THE PROBLEM
Your output should contain every record, unchanged.
##########
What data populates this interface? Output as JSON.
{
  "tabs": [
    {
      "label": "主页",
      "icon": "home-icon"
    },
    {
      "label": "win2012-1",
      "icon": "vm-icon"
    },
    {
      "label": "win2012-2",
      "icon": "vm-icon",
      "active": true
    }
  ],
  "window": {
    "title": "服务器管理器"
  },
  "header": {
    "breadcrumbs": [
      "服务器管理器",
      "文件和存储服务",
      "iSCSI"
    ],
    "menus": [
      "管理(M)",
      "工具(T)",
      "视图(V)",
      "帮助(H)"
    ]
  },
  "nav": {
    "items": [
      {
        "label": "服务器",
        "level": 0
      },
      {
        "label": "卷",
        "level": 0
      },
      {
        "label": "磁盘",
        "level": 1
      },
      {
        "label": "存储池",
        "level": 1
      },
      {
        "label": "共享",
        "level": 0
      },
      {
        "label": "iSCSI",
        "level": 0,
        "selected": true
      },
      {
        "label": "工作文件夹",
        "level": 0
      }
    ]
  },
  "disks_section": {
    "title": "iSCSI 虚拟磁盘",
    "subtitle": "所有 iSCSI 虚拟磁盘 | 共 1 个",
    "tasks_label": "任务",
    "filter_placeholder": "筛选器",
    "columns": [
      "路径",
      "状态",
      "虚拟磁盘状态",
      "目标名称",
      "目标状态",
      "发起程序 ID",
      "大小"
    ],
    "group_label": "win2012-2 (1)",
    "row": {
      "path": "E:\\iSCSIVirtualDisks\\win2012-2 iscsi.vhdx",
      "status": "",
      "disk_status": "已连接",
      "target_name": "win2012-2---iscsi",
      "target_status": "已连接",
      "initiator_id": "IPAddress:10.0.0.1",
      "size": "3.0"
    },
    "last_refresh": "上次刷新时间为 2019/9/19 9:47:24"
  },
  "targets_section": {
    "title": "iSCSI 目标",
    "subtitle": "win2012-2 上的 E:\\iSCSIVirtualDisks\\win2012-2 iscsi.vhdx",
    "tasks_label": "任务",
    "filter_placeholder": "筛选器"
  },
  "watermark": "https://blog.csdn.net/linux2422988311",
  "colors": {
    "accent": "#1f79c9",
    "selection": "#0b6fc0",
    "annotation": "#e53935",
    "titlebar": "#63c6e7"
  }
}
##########
YOUR RESPONSE
What data populates this interface? Output as JSON.
{
  "tabs": [
    {
      "label": "主页",
      "icon": "home-icon"
    },
    {
      "label": "win2012-1",
      "icon": "vm-icon"
    },
    {
      "label": "win2012-2",
      "icon": "vm-icon",
      "active": true
    }
  ],
  "window": {
    "title": "服务器管理器"
  },
  "header": {
    "breadcrumbs": [
      "服务器管理器",
      "文件和存储服务",
      "iSCSI"
    ],
    "menus": [
      "管理(M)",
      "工具(T)",
      "视图(V)",
      "帮助(H)"
    ]
  },
  "nav": {
    "items": [
      {
        "label": "服务器",
        "level": 0
      },
      {
        "label": "卷",
        "level": 0
      },
      {
        "label": "磁盘",
        "level": 1
      },
      {
        "label": "存储池",
        "level": 1
      },
      {
        "label": "共享",
        "level": 0
      },
      {
        "label": "iSCSI",
        "level": 0,
        "selected": true
      },
      {
        "label": "工作文件夹",
        "level": 0
      }
    ]
  },
  "disks_section": {
    "title": "iSCSI 虚拟磁盘",
    "subtitle": "所有 iSCSI 虚拟磁盘 | 共 1 个",
    "tasks_label": "任务",
    "filter_placeholder": "筛选器",
    "columns": [
      "路径",
      "状态",
      "虚拟磁盘状态",
      "目标名称",
      "目标状态",
      "发起程序 ID",
      "大小"
    ],
    "group_label": "win2012-2 (1)",
    "row": {
      "path": "E:\\iSCSIVirtualDisks\\win2012-2 iscsi.vhdx",
      "status": "",
      "disk_status": "已连接",
      "target_name": "win2012-2---iscsi",
      "target_status": "已连接",
      "initiator_id": "IPAddress:10.0.0.1",
      "size": "3.0"
    },
    "last_refresh": "上次刷新时间为 2019/9/19 9:47:24"
  },
  "targets_section": {
    "title": "iSCSI 目标",
    "subtitle": "win2012-2 上的 E:\\iSCSIVirtualDisks\\win2012-2 iscsi.vhdx",
    "tasks_label": "任务",
    "filter_placeholder": "筛选器"
  },
  "watermark": "https://blog.csdn.net/linux2422988311",
  "colors": {
    "accent": "#1f79c9",
    "selection": "#0b6fc0",
    "annotation": "#e53935",
    "titlebar": "#63c6e7"
  }
}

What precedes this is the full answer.